Review the material and extract every line in which the word "JSON" occurs.

"""

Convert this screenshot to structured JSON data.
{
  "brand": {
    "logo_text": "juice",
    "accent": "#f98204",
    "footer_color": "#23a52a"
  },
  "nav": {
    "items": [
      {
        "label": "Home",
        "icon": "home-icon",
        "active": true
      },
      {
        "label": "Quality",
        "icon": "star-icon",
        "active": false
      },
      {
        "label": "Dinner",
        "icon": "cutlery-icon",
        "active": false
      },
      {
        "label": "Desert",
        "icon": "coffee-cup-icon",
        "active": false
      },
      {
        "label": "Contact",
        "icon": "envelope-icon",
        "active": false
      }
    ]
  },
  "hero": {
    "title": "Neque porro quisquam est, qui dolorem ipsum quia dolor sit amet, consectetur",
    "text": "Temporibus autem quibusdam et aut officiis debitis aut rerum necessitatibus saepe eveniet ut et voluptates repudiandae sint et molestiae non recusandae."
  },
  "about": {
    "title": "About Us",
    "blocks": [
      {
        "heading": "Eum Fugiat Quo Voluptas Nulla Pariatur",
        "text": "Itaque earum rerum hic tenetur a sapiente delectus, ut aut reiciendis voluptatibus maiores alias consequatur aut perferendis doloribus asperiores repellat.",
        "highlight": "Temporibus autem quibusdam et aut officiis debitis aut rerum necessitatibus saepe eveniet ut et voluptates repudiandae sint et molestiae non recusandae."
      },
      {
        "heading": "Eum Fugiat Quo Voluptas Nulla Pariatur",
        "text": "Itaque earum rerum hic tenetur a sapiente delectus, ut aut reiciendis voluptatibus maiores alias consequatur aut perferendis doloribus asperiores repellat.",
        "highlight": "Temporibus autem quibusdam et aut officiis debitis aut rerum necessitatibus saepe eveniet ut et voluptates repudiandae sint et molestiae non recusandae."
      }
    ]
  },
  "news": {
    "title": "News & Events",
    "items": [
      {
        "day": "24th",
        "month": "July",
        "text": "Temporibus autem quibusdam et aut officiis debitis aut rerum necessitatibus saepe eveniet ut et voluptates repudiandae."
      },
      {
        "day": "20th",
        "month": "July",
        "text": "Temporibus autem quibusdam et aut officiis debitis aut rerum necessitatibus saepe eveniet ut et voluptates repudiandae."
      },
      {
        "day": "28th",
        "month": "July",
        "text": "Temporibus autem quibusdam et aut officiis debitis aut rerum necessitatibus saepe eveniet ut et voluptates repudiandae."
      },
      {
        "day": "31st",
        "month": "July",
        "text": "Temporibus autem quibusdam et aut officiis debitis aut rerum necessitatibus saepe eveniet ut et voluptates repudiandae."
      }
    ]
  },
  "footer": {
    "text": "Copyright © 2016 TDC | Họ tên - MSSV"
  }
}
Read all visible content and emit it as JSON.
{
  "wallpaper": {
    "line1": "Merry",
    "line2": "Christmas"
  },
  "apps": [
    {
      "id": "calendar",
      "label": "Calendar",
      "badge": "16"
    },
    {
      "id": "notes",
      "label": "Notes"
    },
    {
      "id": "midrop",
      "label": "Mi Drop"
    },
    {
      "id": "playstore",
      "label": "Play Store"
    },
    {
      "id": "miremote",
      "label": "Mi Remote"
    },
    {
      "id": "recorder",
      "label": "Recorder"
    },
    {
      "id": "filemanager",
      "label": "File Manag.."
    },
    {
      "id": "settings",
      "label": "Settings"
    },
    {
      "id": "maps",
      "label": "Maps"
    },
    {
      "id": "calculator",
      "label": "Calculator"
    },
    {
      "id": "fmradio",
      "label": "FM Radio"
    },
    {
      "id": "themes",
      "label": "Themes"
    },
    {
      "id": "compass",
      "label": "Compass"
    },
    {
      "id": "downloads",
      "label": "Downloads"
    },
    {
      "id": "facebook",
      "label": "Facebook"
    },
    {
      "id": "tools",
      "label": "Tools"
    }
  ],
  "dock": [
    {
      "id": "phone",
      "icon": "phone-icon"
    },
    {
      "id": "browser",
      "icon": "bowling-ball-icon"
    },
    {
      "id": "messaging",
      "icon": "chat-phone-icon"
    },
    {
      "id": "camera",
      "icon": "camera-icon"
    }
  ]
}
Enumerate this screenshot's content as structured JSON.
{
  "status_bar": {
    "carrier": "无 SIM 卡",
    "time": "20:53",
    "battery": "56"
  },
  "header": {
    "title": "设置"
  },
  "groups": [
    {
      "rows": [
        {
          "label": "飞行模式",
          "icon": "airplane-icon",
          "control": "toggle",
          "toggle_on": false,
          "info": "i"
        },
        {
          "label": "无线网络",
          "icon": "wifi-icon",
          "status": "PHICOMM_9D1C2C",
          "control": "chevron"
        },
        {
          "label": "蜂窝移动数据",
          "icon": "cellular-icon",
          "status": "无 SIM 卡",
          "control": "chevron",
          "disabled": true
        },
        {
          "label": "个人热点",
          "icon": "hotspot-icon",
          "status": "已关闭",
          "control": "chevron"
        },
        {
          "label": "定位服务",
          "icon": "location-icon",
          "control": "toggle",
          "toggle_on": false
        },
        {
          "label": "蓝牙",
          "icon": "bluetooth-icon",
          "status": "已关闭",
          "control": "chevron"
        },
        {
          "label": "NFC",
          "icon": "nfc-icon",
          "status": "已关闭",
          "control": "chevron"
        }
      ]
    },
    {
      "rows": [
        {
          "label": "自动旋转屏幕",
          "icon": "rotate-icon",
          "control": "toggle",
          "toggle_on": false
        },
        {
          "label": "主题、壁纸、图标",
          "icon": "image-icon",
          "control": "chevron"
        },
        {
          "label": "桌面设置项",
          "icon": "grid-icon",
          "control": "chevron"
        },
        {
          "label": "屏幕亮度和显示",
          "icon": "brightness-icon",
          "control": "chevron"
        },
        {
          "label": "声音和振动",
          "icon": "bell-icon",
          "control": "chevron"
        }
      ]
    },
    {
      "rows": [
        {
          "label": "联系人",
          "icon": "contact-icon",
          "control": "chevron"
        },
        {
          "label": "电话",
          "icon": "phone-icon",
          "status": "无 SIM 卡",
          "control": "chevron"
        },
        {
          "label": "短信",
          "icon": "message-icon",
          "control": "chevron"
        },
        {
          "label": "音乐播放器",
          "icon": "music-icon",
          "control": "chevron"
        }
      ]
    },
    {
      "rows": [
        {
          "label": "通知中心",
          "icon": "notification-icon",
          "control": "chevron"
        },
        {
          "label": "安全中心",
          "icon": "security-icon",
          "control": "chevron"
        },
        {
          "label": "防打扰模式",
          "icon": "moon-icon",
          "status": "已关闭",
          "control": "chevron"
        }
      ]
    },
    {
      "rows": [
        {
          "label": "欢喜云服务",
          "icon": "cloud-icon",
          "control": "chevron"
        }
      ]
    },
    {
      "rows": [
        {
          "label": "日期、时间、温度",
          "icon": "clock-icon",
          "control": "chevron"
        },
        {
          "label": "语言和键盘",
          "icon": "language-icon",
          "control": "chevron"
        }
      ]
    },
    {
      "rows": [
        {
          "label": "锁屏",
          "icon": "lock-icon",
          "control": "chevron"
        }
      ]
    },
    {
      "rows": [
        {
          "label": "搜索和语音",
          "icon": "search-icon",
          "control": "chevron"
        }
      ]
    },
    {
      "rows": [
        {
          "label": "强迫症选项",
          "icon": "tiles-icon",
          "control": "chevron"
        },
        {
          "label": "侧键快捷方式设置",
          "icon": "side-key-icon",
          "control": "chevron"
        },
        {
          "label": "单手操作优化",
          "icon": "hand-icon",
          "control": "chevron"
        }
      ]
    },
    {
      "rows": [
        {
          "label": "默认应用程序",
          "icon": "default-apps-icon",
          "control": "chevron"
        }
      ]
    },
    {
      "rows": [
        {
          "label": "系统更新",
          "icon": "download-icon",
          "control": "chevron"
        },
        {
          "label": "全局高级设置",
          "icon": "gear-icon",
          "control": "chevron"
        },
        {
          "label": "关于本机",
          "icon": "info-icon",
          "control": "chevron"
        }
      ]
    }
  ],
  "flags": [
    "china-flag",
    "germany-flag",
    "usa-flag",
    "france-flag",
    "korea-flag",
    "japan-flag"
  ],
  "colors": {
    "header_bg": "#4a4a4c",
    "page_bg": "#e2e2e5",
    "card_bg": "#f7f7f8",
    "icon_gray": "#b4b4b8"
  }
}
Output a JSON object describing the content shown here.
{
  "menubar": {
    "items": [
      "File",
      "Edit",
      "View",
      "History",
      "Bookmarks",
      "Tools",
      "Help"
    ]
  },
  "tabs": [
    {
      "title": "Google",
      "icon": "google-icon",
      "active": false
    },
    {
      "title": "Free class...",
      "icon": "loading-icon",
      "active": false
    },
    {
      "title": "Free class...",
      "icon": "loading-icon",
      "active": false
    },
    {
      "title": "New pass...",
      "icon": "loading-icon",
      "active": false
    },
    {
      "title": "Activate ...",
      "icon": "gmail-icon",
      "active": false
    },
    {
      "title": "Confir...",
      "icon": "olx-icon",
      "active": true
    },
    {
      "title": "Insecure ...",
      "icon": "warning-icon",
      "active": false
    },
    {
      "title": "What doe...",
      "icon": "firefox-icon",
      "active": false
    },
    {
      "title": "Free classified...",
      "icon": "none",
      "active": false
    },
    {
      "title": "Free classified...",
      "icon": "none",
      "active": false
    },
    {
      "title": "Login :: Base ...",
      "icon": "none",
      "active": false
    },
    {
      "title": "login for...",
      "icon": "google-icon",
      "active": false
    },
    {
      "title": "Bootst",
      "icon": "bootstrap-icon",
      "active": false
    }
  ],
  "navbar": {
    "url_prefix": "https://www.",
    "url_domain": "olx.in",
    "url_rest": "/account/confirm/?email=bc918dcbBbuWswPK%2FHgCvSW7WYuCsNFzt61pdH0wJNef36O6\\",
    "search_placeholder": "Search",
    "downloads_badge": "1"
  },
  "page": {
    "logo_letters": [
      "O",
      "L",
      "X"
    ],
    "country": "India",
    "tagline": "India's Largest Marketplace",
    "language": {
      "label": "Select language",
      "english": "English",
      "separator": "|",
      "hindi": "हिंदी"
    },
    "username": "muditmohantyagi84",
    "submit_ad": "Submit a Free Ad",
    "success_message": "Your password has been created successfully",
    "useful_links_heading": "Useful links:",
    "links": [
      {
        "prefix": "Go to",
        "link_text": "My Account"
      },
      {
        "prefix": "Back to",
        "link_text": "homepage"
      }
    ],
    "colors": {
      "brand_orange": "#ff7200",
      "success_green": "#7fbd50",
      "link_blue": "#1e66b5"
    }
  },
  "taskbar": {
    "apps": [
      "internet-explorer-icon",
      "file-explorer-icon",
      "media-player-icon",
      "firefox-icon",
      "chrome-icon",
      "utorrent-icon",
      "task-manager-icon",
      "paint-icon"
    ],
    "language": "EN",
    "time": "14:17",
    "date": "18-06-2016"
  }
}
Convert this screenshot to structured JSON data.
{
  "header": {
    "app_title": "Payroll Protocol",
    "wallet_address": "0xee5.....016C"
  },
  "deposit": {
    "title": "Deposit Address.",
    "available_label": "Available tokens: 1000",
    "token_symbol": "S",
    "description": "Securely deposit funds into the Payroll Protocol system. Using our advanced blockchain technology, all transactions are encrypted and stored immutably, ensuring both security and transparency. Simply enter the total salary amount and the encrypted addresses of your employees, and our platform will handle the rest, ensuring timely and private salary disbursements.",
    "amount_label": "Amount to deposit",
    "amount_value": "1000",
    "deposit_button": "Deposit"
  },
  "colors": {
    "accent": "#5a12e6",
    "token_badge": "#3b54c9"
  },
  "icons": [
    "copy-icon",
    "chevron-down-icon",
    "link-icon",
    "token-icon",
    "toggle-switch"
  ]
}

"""

WRITTEN REPLY ->
Convert this screenshot to structured JSON data.
Read all visible content and emit it as JSON.
Enumerate this screenshot's content as structured JSON.
Output a JSON object describing the content shown here.
Convert this screenshot to structured JSON data.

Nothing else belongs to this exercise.